◆ What you will do ◆
Restate each entry word for word. Keep every detail intact.

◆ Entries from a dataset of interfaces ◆
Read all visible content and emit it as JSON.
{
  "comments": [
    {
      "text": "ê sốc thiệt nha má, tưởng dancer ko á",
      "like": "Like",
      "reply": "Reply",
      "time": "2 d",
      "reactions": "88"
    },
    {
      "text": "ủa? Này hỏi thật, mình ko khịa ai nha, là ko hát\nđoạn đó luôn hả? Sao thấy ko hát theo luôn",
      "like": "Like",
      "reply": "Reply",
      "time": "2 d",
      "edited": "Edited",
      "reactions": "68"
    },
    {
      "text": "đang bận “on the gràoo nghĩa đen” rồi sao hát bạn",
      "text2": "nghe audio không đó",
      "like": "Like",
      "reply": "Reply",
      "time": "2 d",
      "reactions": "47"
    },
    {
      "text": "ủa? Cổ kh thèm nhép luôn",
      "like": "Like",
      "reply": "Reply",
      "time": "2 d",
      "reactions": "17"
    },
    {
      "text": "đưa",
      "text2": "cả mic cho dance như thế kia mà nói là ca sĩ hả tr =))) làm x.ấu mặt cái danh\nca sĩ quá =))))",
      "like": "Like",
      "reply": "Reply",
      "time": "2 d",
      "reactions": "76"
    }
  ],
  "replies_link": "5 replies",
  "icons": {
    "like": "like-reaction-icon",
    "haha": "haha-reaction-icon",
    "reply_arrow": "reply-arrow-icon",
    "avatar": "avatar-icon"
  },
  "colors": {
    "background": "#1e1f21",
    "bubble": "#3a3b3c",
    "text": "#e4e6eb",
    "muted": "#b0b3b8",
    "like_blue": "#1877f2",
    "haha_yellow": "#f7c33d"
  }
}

◆ Finished exercise ◆
Read all visible content and emit it as JSON.
{
  "comments": [
    {
      "text": "ê sốc thiệt nha má, tưởng dancer ko á",
      "like": "Like",
      "reply": "Reply",
      "time": "2 d",
      "reactions": "88"
    },
    {
      "text": "ủa? Này hỏi thật, mình ko khịa ai nha, là ko hát\nđoạn đó luôn hả? Sao thấy ko hát theo luôn",
      "like": "Like",
      "reply": "Reply",
      "time": "2 d",
      "edited": "Edited",
      "reactions": "68"
    },
    {
      "text": "đang bận “on the gràoo nghĩa đen” rồi sao hát bạn",
      "text2": "nghe audio không đó",
      "like": "Like",
      "reply": "Reply",
      "time": "2 d",
      "reactions": "47"
    },
    {
      "text": "ủa? Cổ kh thèm nhép luôn",
      "like": "Like",
      "reply": "Reply",
      "time": "2 d",
      "reactions": "17"
    },
    {
      "text": "đưa",
      "text2": "cả mic cho dance như thế kia mà nói là ca sĩ hả tr =))) làm x.ấu mặt cái danh\nca sĩ quá =))))",
      "like": "Like",
      "reply": "Reply",
      "time": "2 d",
      "reactions": "76"
    }
  ],
  "replies_link": "5 replies",
  "icons": {
    "like": "like-reaction-icon",
    "haha": "haha-reaction-icon",
    "reply_arrow": "reply-arrow-icon",
    "avatar": "avatar-icon"
  },
  "colors": {
    "background": "#1e1f21",
    "bubble": "#3a3b3c",
    "text": "#e4e6eb",
    "muted": "#b0b3b8",
    "like_blue": "#1877f2",
    "haha_yellow": "#f7c33d"
  }
}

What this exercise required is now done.